Me: Change certainly takes time. And behavioral change, even more. But what if we told people the following: if just 5% of all short car trips (less than 1% of all trips in the greater Baku area) were replaced by non-motorized transport, it would lead to a yearly reduction of 2 tons of CO2. Wouldn't they pause, at least for a moment, and consider becoming more environment friendly?
Fuad just looked at me, smiling, and shrugged.
Despite his initial skepticism, we continued our chat a little longer. And I told Fuad that another Bank study reviewed the potential of cycling as a serious mode of urban mobility in Baku ... and found virtually no fundamental factors prohibiting increased cycling. In fact, 60% of survey respondents expressed their willingness to cycle regularly - if decent, safe infrastructure existed.
In recent decades, Baku has seen a rapid expansion and inflow of people from rural areas, transforming it into a major urban metropolis. According to some estimates, the total number of permanent residents in the greater Baku area now exceeds 3 million people - almost one-third the entire population of Azerbaijan. Yet, the city is currently unable to provide convenient, well-connected, and safe mobility for its residents.
That's why I really hope that at least some of the World Bank's recommendations will one day be adopted. So that Fuad and his friends can use their bicycles, not just for exercise, but as their main mode of transportation. But more importantly, so that all of Baku's residents and visitors won't have to worry ever again about simply crossing the street.

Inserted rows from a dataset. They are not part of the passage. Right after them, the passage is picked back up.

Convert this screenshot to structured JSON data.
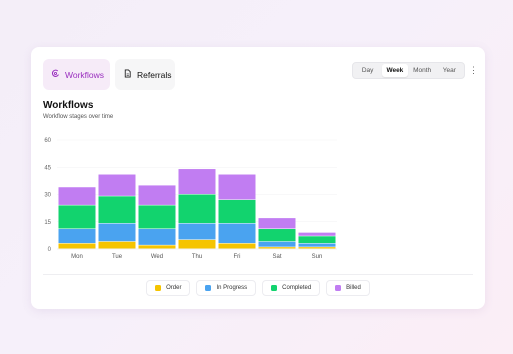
{
  "tabs": [
    {
      "label": "Workflows",
      "icon": "workflow-icon",
      "active": true
    },
    {
      "label": "Referrals",
      "icon": "document-icon",
      "active": false
    }
  ],
  "range": {
    "options": [
      "Day",
      "Week",
      "Month",
      "Year"
    ],
    "selected": "Week"
  },
  "more_icon": "more-vertical-icon",
  "header": {
    "title": "Workflows",
    "subtitle": "Workflow stages over time"
  },
  "colors": {
    "accent": "#9a2fbf",
    "Order": "#f5c400",
    "In Progress": "#4aa3f0",
    "Completed": "#12d36e",
    "Billed": "#c17df2"
  },
  "chart_data": {
    "type": "bar",
    "stacked": true,
    "categories": [
      "Mon",
      "Tue",
      "Wed",
      "Thu",
      "Fri",
      "Sat",
      "Sun"
    ],
    "series": [
      {
        "name": "Order",
        "values": [
          3,
          4,
          2,
          5,
          3,
          1,
          1
        ]
      },
      {
        "name": "In Progress",
        "values": [
          8,
          10,
          9,
          9,
          11,
          3,
          2
        ]
      },
      {
        "name": "Completed",
        "values": [
          13,
          15,
          13,
          16,
          13,
          7,
          4
        ]
      },
      {
        "name": "Billed",
        "values": [
          10,
          12,
          11,
          14,
          14,
          6,
          2
        ]
      }
    ],
    "yticks": [
      0,
      15,
      30,
      45,
      60
    ],
    "ylim": [
      0,
      60
    ],
    "grid": true,
    "legend": "bottom-center"
  }
}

What do you think? Feel free to share your thoughts or suggestions below.